It’s a sweet sentiment, but it ignores the reality that our singing is for God and his church, and ignores the evidence from the Psalms that singing to people about God is clearly a welcome practice for God’s people.

Some movements have so emphasized the presence of outsiders that there is no meat, no substance, to build up the body of Christ. Other movements within the church deemphasize the Gathered body of Christ, and deemphasize the worship of the local church as a direct or indirect result. I recently heard Alan Hirsch essentially argue against the church gathering to sing because he believed that the oddity of the church gathering to sing was a hindrance to mission. It will make outsiders feel awkward, as the whole gathering of the church tends to do. I think the Bible, and history for that matter, would argue that singing is a deeply human act. In our disaffected and dehumanized techno-culture, singing is something that rehumanizes us in the church, reconnects us to one another and to history. Hirsch and others need to address the plain reality that the Bible calls us to gather and SING. The lack of a communal singing culture in the West today is a sad fact, but isn’t a reality that the church must embrace for the sake of mission. Go to a U2 or Springsteen concert and tell me people don’t want to gather and sing anymore. Maybe we just aren’t giving them anything worth singing at our gatherings... Which is a whole different issue altogether.

Worship is certainly an all of life reality, but it is also a practice that we embrace as a foretaste of heaven, gathering with Christ’s church out of exile, and joining our voices in hopes of a glorious day that is yet to come.

In a totally different stream of thought, I think many churches lack any real theology for worship. No one (including the leaders) know why the church is gathering or what their goal in gathering is. The service is only governed by a quest for a certain kind of emotional high, or a certain kind of mood. Our ecclesiology becomes a measuring stick by which we know the mission is accomplished in our gathering. Without any biblical, rooted ecclesiology, what is guiding us?

What advice would you give church leaders who recognize the need for theology to impact and characterize their worship gatherings?

One time, after a Sojourn service many years ago, Chip Stam (a prof at Southern Seminary and a brilliant mind on issues related to worship) gave me the most painful critique I’ve ever received. Essentially, he told me that the music was great, and the service was well executed for what it was, but that apart from the sermon, the entire thing could have been held in a Synagogue or a Unitarian church, and no one would have been offended. In a similar vein, I heard C.J. Mahaney say that at Sovereign Grace, they want to make sure no one who attends can ever think that worship is possible without a mediator.

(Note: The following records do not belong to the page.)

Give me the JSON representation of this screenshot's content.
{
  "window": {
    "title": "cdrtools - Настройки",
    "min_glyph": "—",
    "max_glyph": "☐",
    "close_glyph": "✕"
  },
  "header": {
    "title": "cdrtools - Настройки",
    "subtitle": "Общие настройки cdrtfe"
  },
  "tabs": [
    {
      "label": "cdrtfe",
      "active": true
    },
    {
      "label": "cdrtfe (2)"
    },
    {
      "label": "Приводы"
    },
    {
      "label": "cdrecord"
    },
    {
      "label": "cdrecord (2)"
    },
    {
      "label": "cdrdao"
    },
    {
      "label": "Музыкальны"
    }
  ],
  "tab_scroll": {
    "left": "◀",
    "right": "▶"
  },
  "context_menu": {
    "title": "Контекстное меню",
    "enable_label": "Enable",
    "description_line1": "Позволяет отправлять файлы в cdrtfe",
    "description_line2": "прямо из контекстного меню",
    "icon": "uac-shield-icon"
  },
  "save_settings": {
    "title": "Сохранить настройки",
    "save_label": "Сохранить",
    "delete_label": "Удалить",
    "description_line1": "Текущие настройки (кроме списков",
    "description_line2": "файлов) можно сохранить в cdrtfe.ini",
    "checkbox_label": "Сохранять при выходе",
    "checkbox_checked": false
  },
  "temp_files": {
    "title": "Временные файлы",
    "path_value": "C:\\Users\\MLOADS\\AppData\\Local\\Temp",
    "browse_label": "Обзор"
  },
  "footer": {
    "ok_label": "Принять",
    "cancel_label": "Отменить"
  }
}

I was crushed by Chip’s critique. Especially when I realized he was right. His comment spurred a journey that has led us to the liturgical model we practice now, where the Gospel is clearly proclaimed throughout the movements of the service. Liturgy isn’t the only way to prevent that from happening, but I would want to challenge worship leaders to ask what their measuring stick is in their planning. What is a well-planned service?

The Gospel needs to be proclaimed and celebrated in a way that prepares people for all of life – suffering, death, joy, births, successes, and failures. Our understanding of the depths of the Gospel will have a direct impact on the way we proclaim it in our gatherings. As John Wesley once said, people won’t leave a service quoting a sermon as often as they’ll leave singing a song. Worship leaders need to be pastors and theologians so that they can skillfully teach through songs and services what the Gospel has to offer us in each facet of life, so that when suffering and hard times come, they have the words in their hearts and minds to cling to the cross.

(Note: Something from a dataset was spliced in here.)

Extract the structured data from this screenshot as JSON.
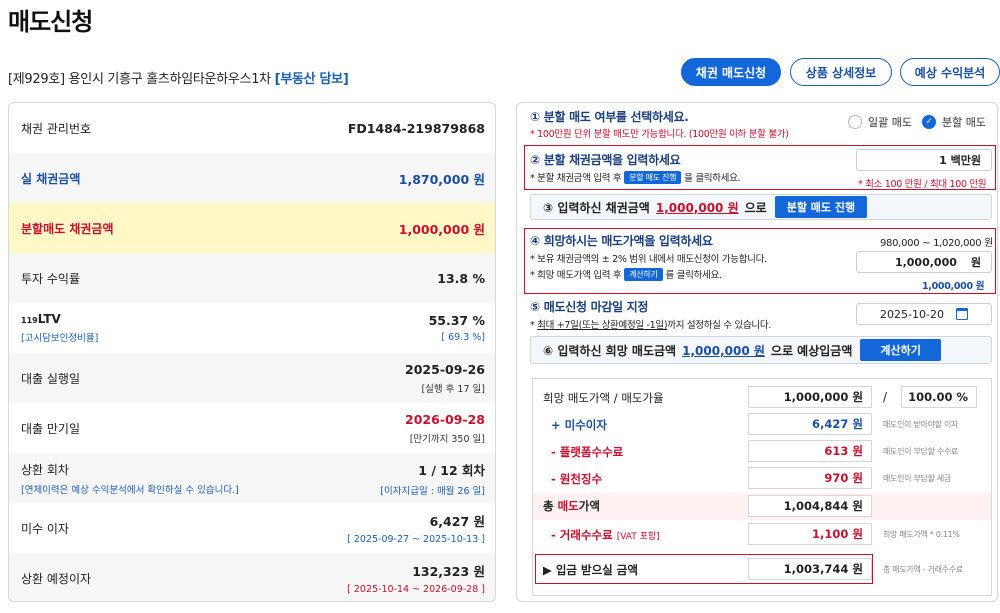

Be sure to share your thoughts on worship and Mike's words in the comments. If you are unfamiliar with some of the music released through Sojourn be sure to check out their albums Before the Throne, Advent Songs, and Over the Grave.

Previous Interviews:

Experiential Theology with Tom Nettles Theology and Preaching with John Koessler